ELO councilman, the ‘road man,’ makes point about paving projects
EAST LIVERPOOL – The head of City Council’s street committee voted this week against legislation authorizing a contract to resurface several streets and funding the project.
Councilman Scott Barrett supported the first reading of the legislation authorizing a contract with Diorio Paving Inc. for resurfacing portions of West Fourth Street, St. Clair Avenue and Eutaw Street and also an ordinance authorizing borrowing $96,797 for the Eutaw project.
Barrett also went along with suspending council rules and placing the issue on final reading. However, when it came time to vote for the two pieces of legislation, Barrett balked and voted against them without comment.
After the meeting, Barrett said he expected the legislation had enough support without him so he voiced his opposition to “make a point.”
Saying, “I’m not much of a politician, but I’m a good road man,” Barrett said he does not believe the city prepares its roads properly prior to resurfacing projects and thinks the same will be true of these projects.
As road foreman for St. Clair Township, Barrett said he ran for council primarily due to the condition of the city’s streets and said the quick deterioration of Lisbon Street, Pennsylvania Avenue and St. Clair Avenue following extensive paving projects proves his point that they weren’t properly prepared prior to paving.
The Fourth Street paving project, for example, requires removal of the bricks for the surface to properly adhere, but he does not believe that is in the plan.
“When they did Lisbon Street and St. Clair Avenue, I said it wouldn’t last two years, and I said I won’t waste anymore taxpayer money if a street isn’t prepared right.

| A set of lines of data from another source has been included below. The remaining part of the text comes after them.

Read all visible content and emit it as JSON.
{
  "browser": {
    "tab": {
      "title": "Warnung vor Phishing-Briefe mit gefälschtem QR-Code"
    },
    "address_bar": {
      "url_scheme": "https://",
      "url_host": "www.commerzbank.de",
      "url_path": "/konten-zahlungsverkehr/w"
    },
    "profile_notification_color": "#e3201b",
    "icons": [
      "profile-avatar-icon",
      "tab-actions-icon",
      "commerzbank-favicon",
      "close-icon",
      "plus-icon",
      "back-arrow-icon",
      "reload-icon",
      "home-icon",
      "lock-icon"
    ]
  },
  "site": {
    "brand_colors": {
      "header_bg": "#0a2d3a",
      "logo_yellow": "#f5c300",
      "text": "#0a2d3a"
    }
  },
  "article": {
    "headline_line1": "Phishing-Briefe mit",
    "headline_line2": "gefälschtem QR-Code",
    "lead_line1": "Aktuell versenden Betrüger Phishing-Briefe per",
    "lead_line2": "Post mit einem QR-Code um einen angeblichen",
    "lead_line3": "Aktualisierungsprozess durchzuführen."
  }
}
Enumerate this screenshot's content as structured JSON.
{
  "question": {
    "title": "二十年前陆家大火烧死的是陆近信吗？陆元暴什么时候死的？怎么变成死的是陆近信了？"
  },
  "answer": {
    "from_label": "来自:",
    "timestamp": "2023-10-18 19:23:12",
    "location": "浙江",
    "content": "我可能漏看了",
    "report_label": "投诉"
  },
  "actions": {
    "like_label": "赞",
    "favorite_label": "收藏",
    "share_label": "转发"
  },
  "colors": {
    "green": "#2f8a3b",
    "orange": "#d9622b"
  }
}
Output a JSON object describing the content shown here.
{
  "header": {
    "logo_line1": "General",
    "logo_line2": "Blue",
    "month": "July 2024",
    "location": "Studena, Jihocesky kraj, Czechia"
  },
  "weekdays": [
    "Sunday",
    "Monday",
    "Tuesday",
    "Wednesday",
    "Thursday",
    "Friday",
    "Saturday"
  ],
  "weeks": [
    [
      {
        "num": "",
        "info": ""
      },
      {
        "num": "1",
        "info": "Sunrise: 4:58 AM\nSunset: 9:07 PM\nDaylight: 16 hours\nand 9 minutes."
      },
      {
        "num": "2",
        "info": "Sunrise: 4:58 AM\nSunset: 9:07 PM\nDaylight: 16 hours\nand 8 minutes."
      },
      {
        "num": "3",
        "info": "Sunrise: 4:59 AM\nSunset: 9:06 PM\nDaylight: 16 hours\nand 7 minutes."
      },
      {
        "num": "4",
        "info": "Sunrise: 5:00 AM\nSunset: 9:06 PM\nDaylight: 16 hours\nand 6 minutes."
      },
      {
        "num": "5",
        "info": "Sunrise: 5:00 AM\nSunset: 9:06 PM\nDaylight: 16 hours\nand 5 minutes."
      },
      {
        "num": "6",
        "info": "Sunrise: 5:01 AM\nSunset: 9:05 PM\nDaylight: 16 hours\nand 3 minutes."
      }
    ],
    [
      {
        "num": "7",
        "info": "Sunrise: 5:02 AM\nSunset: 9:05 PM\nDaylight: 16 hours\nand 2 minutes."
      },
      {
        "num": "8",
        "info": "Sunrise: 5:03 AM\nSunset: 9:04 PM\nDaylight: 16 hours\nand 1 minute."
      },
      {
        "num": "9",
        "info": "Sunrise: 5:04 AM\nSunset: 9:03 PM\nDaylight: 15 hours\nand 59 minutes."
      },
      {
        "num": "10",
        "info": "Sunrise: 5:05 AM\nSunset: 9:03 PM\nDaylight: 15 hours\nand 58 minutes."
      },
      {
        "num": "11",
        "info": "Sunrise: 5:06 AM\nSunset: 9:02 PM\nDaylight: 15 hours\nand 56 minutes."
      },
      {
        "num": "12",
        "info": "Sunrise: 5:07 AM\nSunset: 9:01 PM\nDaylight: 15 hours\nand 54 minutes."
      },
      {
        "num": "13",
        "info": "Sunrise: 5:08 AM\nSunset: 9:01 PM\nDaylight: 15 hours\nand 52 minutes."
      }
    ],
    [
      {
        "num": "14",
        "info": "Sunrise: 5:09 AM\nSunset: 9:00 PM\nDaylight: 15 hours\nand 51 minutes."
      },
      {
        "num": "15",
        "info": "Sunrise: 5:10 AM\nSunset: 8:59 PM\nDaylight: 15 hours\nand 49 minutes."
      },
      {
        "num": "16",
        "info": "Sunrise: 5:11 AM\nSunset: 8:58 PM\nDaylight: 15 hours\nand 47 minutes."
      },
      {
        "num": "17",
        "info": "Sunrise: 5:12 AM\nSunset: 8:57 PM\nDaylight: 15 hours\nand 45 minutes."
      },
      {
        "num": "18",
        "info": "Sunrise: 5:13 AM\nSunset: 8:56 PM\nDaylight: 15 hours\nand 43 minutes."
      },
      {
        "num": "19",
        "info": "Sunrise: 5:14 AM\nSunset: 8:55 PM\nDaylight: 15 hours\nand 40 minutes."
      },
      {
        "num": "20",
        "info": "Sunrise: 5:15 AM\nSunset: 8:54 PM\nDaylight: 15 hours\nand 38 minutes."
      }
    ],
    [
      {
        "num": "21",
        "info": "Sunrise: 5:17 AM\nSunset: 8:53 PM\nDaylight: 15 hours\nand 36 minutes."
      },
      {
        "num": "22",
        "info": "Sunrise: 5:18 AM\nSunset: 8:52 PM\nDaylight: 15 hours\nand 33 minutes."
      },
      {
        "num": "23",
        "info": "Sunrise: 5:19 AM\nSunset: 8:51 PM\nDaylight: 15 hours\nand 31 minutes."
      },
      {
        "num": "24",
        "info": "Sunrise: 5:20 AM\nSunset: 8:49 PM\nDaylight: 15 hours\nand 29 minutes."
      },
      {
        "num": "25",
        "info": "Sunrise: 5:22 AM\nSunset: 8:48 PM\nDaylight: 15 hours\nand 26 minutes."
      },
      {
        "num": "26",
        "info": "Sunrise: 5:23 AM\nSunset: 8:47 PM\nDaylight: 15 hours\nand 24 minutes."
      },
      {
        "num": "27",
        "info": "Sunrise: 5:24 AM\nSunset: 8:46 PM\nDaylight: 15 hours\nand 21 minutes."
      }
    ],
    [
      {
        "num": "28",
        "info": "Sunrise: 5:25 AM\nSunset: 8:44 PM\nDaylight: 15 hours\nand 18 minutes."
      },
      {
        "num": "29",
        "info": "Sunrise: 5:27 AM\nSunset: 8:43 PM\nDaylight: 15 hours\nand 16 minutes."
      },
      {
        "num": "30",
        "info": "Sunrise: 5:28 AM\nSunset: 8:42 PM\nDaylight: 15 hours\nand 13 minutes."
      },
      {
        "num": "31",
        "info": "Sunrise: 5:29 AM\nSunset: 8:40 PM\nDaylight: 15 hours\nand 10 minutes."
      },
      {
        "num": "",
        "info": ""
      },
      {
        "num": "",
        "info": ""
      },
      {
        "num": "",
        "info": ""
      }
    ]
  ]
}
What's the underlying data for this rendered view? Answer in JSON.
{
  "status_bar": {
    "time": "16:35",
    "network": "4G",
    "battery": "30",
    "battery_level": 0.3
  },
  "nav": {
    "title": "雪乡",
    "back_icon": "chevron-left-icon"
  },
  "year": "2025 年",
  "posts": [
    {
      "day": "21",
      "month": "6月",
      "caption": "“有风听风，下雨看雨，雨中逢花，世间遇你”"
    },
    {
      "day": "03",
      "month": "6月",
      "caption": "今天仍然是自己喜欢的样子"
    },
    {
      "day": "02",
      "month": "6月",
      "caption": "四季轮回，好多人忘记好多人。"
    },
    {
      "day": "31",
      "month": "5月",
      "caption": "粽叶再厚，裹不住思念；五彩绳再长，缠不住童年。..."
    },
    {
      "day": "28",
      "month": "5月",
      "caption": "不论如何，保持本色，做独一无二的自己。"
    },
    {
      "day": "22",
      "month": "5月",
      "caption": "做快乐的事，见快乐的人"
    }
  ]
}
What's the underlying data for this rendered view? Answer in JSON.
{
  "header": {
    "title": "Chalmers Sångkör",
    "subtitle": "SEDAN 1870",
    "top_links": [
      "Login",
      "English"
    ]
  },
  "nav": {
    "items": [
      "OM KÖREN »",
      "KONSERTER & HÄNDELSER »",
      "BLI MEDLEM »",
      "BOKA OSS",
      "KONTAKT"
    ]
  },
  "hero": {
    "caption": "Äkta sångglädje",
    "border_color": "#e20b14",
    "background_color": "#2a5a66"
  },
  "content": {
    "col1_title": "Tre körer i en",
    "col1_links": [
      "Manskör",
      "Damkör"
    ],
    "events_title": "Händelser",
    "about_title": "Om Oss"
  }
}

Do them the right way,” Barrett said.
After the meeting, Service-Safety Director Ryan Estell agreed with Barrett’s assessment about properly preparing roads, but said the city does not have enough money for the extensive preparation required, noting it would take more than $1 million to properly prepare Pennsylvania Avenue, for example.
Parking on sidewalks also came up for discussion during the meeting, with Councilman Tom Cunningham saying one household at St. Clair and Princeton does it every day, noting, “It almost looks ghetto.”
Councilman Ray Perorazio said children have to walk in the street due to cars parked on the sidewalk on Harvey Avenue.
When it was suggested the police department issue warnings, Chief John Lane said they do not have warning tickets.
“Then ticket them,” Perorazio insisted.
Referring to a recent complaint by the fire department union about lack of manpower, Councilman Chuck Wade said he had looked at the budget and didn’t find much discretionary funding.
However, he said thought was given several years ago to eliminating the city health department and contracting with the county health department, which he said would have resulted in a “significant” savings.
Mayor Jim Swoger responded, saying the county offered nursing services once a month, noting, “If you sat here and watched the (number of) kids who need shots, you might think differently.”
Water Superintendent Tim Clark reported that work has started on the East End water line replacement project, resulting in a boil order from the first pipe cutting.
No one lost water pressure or service but regulations call for the boil order whenever water is depressurized, he explained.
Clark also discussed with Barrett a complaint by a May Street resident about water entering his basement, with Clark saying the water department has investigated the matter numerous times and finding no proof that it is city water involved. He said other residents have indicated it might be from an old stone quarry above the street.
Barrett said the water can be diverted and said he will speak with the street department.